Managing Absenteeism and Tardiness
One of the greatest struggles of employers is managing absenteeism and tardiness. A single employee absence from work without advanced notice can impose a financial burden on business and low morale amongst the workforce. Occupations that require employee attendance (except in situations of advance notice) include physicians, lawyers, machine operators, delivery personnel and many more. Let’s take a moment to learn about types of leave, whether or not they are required by law or optional, the importance of effective attendance policies, and the average cost of absenteeism.
Types of Leave (both optional and required)
FMLA (Family and Medical Leave Act): Required of companies with 50 or more employees within a 75 mile radius. To be eligible for this type of leave, employees must work 12 months or a minimum of 1,250 hours in the 12 months preceding the leave.
Short/Long Term Disability (STD/LTD): Required if medical excuse is provided, but position does not have to be held for employee’s return from leave. Some companies offer STD and/or LTD insurance to employees which in most policies provide income to injured employees immediately and ill employees after a waiting period (5 – 7 days is typical). It is classified as absence from work due to personal illness or non-work related injury.
Personal Leave: Not required of employers, but an optional value added benefit which allows employees to take unpaid time off for reasons such as education, travel, or family matters.
Military Leave: Required by law to allow employees to participate in military service.
Jury Duty: Required leave (except in extreme circumstances where the absence of the employee will be detrimental to business) for the duration or a jury selection and trail
Bereavement Leave: Allows employees to arrange and/or attend a funeral of a deceased immediate family member.
Vacation: Not required for employers, but a value added benefit which allows employees to take a limited period of paid time off.
Sick Time (paid or unpaid): Not required of employers. Allows employees to take time off for doctors’ appointments and recuperation from illness. This is highly recommended to prevent the spread of germs within the workplace for illnesses and also encourages employees to be healthy by seeking medical care as needed.
Importance of Effective Attendance Policies
An organization can significantly reduce the impact of employee absences by carefully planning and designing policies, managing absenteeism and its administration, and tackling the underlying causes (e.g., health issues, employee morale).

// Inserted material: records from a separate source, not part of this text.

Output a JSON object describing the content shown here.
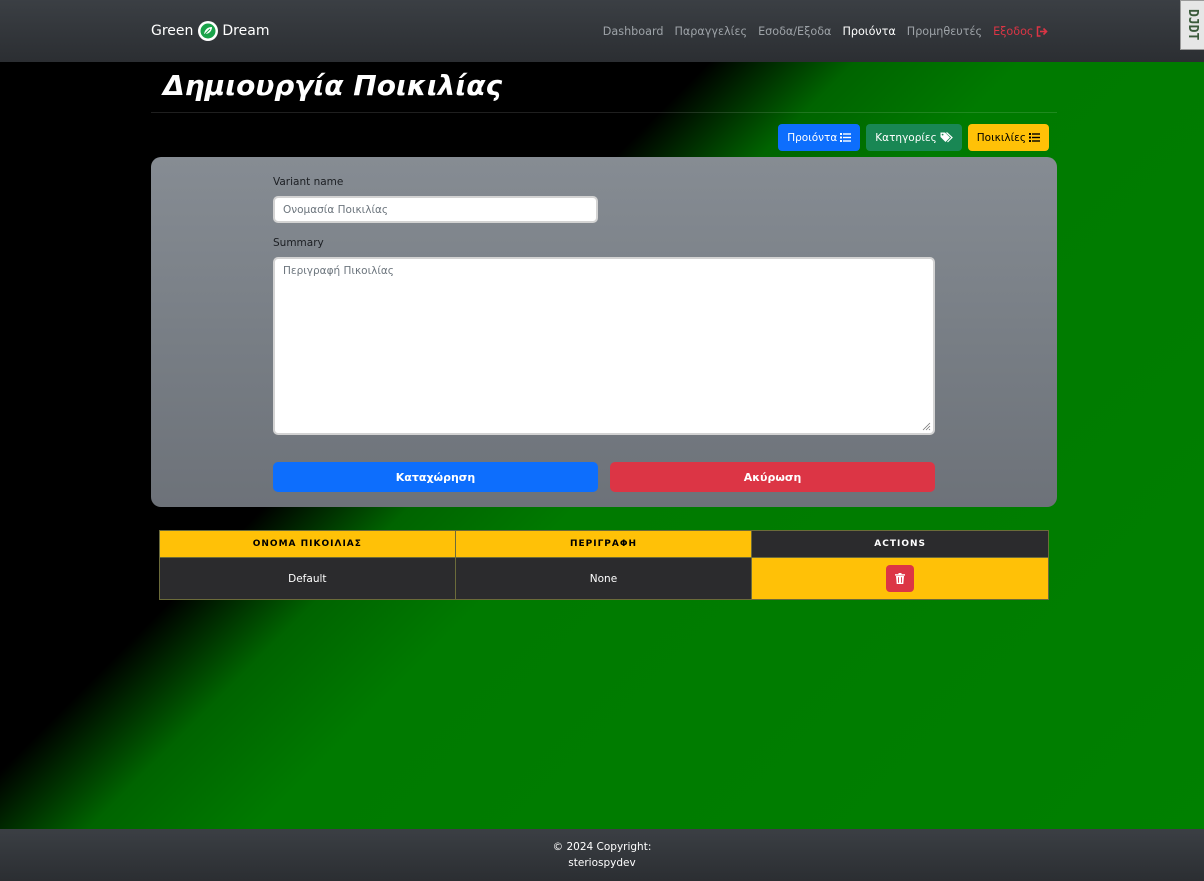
{
  "brand": {
    "left_word": "Green",
    "right_word": "Dream",
    "logo_icon": "leaf-icon"
  },
  "nav": {
    "items": [
      {
        "label": "Dashboard"
      },
      {
        "label": "Παραγγελίες"
      },
      {
        "label": "Εσοδα/Εξοδα"
      },
      {
        "label": "Προιόντα"
      },
      {
        "label": "Προμηθευτές"
      },
      {
        "label": "Εξοδος"
      }
    ],
    "active": "Προιόντα"
  },
  "debug_toolbar": {
    "label": "DJDT"
  },
  "page": {
    "title": "Δημιουργία Ποικιλίας"
  },
  "actions": {
    "products": "Προιόντα",
    "categories": "Κατηγορίες",
    "variants": "Ποικιλίες"
  },
  "form": {
    "name_label": "Variant name",
    "name_placeholder": "Ονομασία Ποικιλίας",
    "summary_label": "Summary",
    "summary_placeholder": "Περιγραφή Πικοιλίας",
    "submit_label": "Καταχώρηση",
    "cancel_label": "Ακύρωση"
  },
  "table": {
    "headers": [
      "ΟΝΟΜΑ ΠΙΚΟΙΛΙΑΣ",
      "ΠΕΡΙΓΡΑΦΗ",
      "ACTIONS"
    ],
    "rows": [
      {
        "name": "Default",
        "description": "None",
        "action_icon": "trash-icon"
      }
    ]
  },
  "footer": {
    "line1": "© 2024 Copyright:",
    "line2": "steriospydev"
  },
  "colors": {
    "primary": "#0d6efd",
    "success": "#198754",
    "warning": "#ffc107",
    "danger": "#dc3545",
    "navbar": "#2b2e32"
  }
}
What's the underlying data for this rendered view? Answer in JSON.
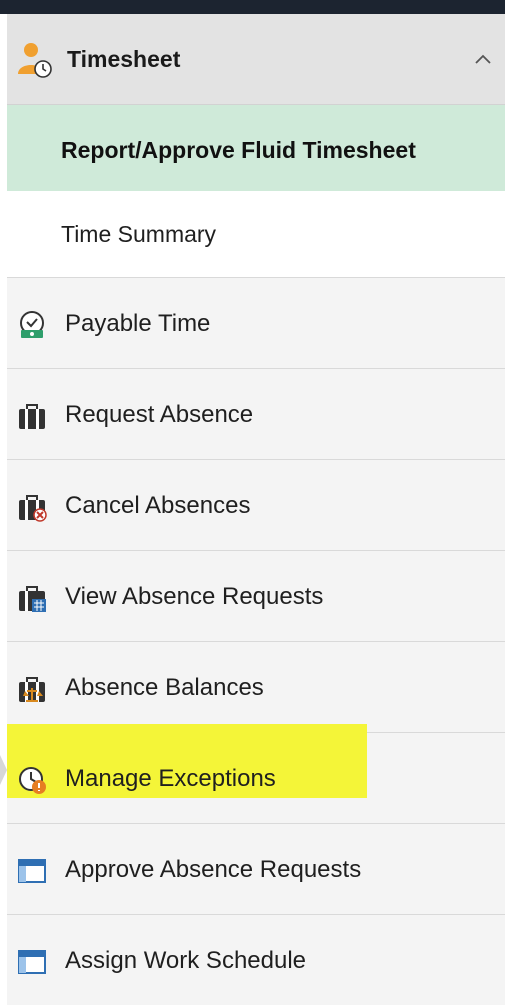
{
  "menu": {
    "header": {
      "title": "Timesheet",
      "icon": "user-clock-icon",
      "chevron": "chevron-up-icon"
    },
    "subitems": [
      {
        "label": "Report/Approve Fluid Timesheet",
        "active": true
      },
      {
        "label": "Time Summary",
        "active": false
      }
    ],
    "items": [
      {
        "label": "Payable Time",
        "icon": "payable-time-icon"
      },
      {
        "label": "Request Absence",
        "icon": "briefcase-icon"
      },
      {
        "label": "Cancel Absences",
        "icon": "briefcase-cancel-icon"
      },
      {
        "label": "View Absence Requests",
        "icon": "briefcase-calendar-icon"
      },
      {
        "label": "Absence Balances",
        "icon": "briefcase-balance-icon"
      },
      {
        "label": "Manage Exceptions",
        "icon": "clock-warning-icon",
        "highlighted": true
      },
      {
        "label": "Approve Absence Requests",
        "icon": "window-icon"
      },
      {
        "label": "Assign Work Schedule",
        "icon": "window-icon"
      }
    ]
  },
  "colors": {
    "active_bg": "#cfead9",
    "highlight": "#f4f538",
    "panel_bg": "#f4f4f4",
    "header_bg": "#e3e3e3"
  }
}
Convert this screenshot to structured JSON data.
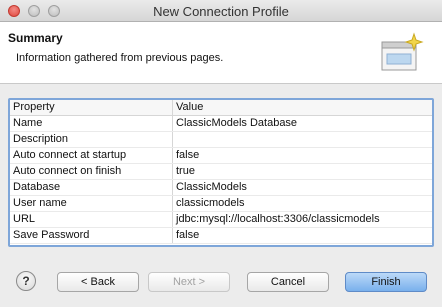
{
  "window": {
    "title": "New Connection Profile"
  },
  "header": {
    "title": "Summary",
    "description": "Information gathered from previous pages."
  },
  "table": {
    "columns": [
      "Property",
      "Value"
    ],
    "rows": [
      {
        "property": "Name",
        "value": "ClassicModels Database"
      },
      {
        "property": "Description",
        "value": ""
      },
      {
        "property": "Auto connect at startup",
        "value": "false"
      },
      {
        "property": "Auto connect on finish",
        "value": "true"
      },
      {
        "property": "Database",
        "value": "ClassicModels"
      },
      {
        "property": "User name",
        "value": "classicmodels"
      },
      {
        "property": "URL",
        "value": "jdbc:mysql://localhost:3306/classicmodels"
      },
      {
        "property": "Save Password",
        "value": "false"
      }
    ]
  },
  "buttons": {
    "help": "?",
    "back": "< Back",
    "next": "Next >",
    "cancel": "Cancel",
    "finish": "Finish"
  },
  "colors": {
    "finish_button": "#79b0ec",
    "table_border": "#7ea6d9"
  }
}
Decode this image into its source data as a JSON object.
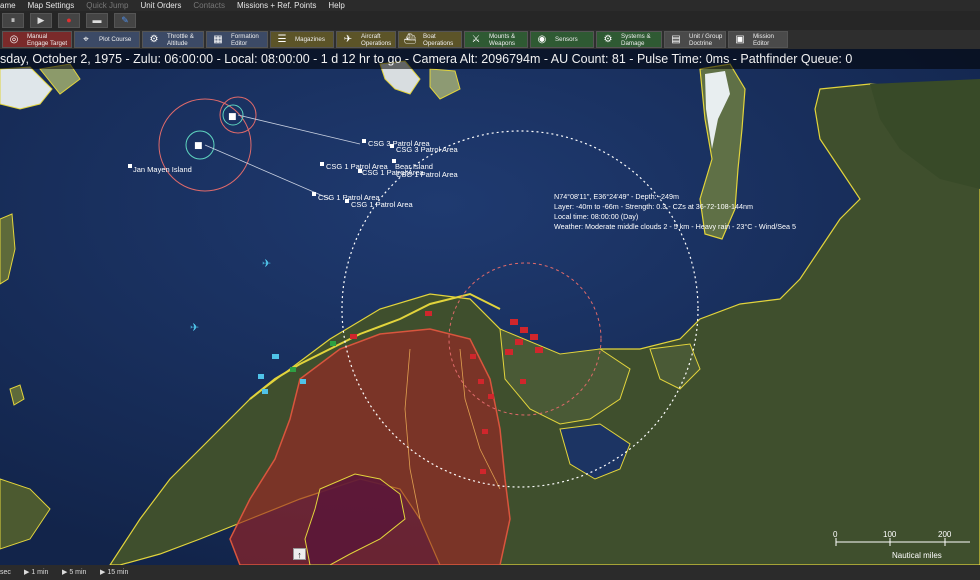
{
  "menu": {
    "items": [
      "ame",
      "Map Settings",
      "Quick Jump",
      "Unit Orders",
      "Contacts",
      "Missions + Ref. Points",
      "Help"
    ],
    "disabled": [
      false,
      false,
      true,
      false,
      true,
      false,
      false
    ]
  },
  "quickbar": {
    "buttons": [
      {
        "name": "pause-icon",
        "glyph": "⏸"
      },
      {
        "name": "play-icon",
        "glyph": "▶"
      },
      {
        "name": "record-icon",
        "glyph": "●"
      },
      {
        "name": "vehicle-icon",
        "glyph": "▬"
      },
      {
        "name": "pencil-icon",
        "glyph": "✎"
      }
    ]
  },
  "toolbar": {
    "buttons": [
      {
        "label": "Manual\nEngage Target",
        "icon": "target-icon",
        "glyph": "◎",
        "color": "#7a2a2a"
      },
      {
        "label": "Plot Course",
        "icon": "course-icon",
        "glyph": "⌖",
        "color": "#3c4a66"
      },
      {
        "label": "Throttle &\nAltitude",
        "icon": "throttle-icon",
        "glyph": "⚙",
        "color": "#3c4a66"
      },
      {
        "label": "Formation\nEditor",
        "icon": "formation-icon",
        "glyph": "▦",
        "color": "#3c4a66"
      },
      {
        "label": "Magazines",
        "icon": "magazine-icon",
        "glyph": "☰",
        "color": "#5c5428"
      },
      {
        "label": "Aircraft\nOperations",
        "icon": "aircraft-icon",
        "glyph": "✈",
        "color": "#5c5428"
      },
      {
        "label": "Boat\nOperations",
        "icon": "boat-icon",
        "glyph": "⛴",
        "color": "#5c5428"
      },
      {
        "label": "Mounts &\nWeapons",
        "icon": "mounts-icon",
        "glyph": "⚔",
        "color": "#2f5a33"
      },
      {
        "label": "Sensors",
        "icon": "sensor-icon",
        "glyph": "◉",
        "color": "#2f5a33"
      },
      {
        "label": "Systems &\nDamage",
        "icon": "systems-icon",
        "glyph": "⚙",
        "color": "#2f5a33"
      },
      {
        "label": "Unit / Group\nDoctrine",
        "icon": "doctrine-icon",
        "glyph": "▤",
        "color": "#4a4a4a"
      },
      {
        "label": "Mission\nEditor",
        "icon": "mission-icon",
        "glyph": "▣",
        "color": "#4a4a4a"
      }
    ]
  },
  "status": {
    "text": "sday, October 2, 1975 - Zulu: 06:00:00 - Local: 08:00:00 - 1 d 12 hr to go -  Camera Alt: 2096794m  - AU Count: 81 - Pulse Time: 0ms - Pathfinder Queue: 0"
  },
  "map": {
    "colors": {
      "sea": "#1d3566",
      "land": "#3c4d2e",
      "coast": "#e2d43c",
      "zone": "#9e2424",
      "ring": "#ffffff",
      "range": "#e06a6a"
    },
    "labels": {
      "jan_mayen": "Jan Mayen Island",
      "csg3_patrol": "CSG 3 Patrol Area",
      "csg1_patrol": "CSG 1 Patrol Area",
      "bear_island": "Bear Island"
    },
    "cursor_info": [
      "N74°08'11\", E36°24'49\" - Depth: -249m",
      "Layer: -40m to -66m - Strength: 0.3 - CZs at 36-72-108-144nm",
      "Local time: 08:00:00 (Day)",
      "Weather: Moderate middle clouds 2 - 5 km - Heavy rain - 23°C - Wind/Sea 5"
    ]
  },
  "scale": {
    "ticks": [
      "0",
      "100",
      "200"
    ],
    "unit": "Nautical miles"
  },
  "timebar": {
    "items": [
      "sec",
      "1 min",
      "5 min",
      "15 min"
    ]
  }
}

Typical policy components: Good attendance and punctuality are essential components of solid employee performance and are measured by objective standards set forth in attendance policies. Policies include the definition of absences, the procedures for reporting time off, and repercussions for excessive or unreported time off.
Rewarding good behavior: JADCO recently distributed $200 Visa gift cards to employees who had perfect attendance in a 6 month period. Other ideas for rewarding positive attendance are granting free vacation days, providing lunches, or merely presenting employees with certificates of gratitude.
Managing illness related work absences: The key to managing absences is tracking attendance. If attendance is constantly and consistently monitored, the organization’s policy will be easy to follow.
Return to work fitness for duty exams: JADCO requires employees to participate and pass Return to Work Fitness for Duty Exams before returning from a leave which resulted from a non-workplace injury, surgery, or an illness lasting more than 5 days.
Benefits: The major benefits of managing lost work time due to absences are reduction in lost production and income and improvement in employee morale.
EAP (Employee Assistance Plan): Many companies are offering employees access to EAPs, who help with a variety of work and home situations. In relation to this particular blog, EAP organizations can give employees ways to improve their attendance. JADCO recently hired Lytle EAP from Pittsburgh, PA to assist employees and their dependents. The benefits of these programs are guaranteed to outweigh the cost by a landslide!
Calculating Absenteeism Rates and Average Associated
How do you calculate the absenteeism rate? The example below shows a clip of an Excel spreadsheet with formulas to calculate the rate. You must record the number of lost days due to absence in the given month, the average number of employees in that month, the number of work days, and the spreadsheet does the rest! The Absenteeism Rate is then calculated like this…
How do you calculate the average cost of absenteeism?
According to an October 2008 Mercer survey the estimated cost of employee absences amounts to an average of 36 percent of an organization’s payroll.
The following example for calculating absenteeism cost is provided by SHRM (Society for Human Resource Management)
A company with 1,000 employees paid an average of $50,000 per year would have a payroll cost of $50 million. If the total absence cost mirrors the average of 36 percent identified by Mercer, this company could have a total absence cost as high as $18 million when all types of absences are factored into the calculation:
1,000 employees x $50,000/year pay = $50 million payroll cost
$50 million x 0.36 = $18 million total absence cost
When planned absences for desirable benefits such as vacation time and holidays—which average 27 percent of payroll—are removed from the calculation, this sample company would have a much lower, but still high, total absence cost of $4.5 million.
$50 million x 0.09 = $4.5 million total absence cost
Even a modest reduction in unplanned absenteeism can result in tremendous savings for such a company: A 1 percent reduction in the cost of absence equals nearly half a million dollars.
Posted on 09/14/2012 at 12:00:00 AM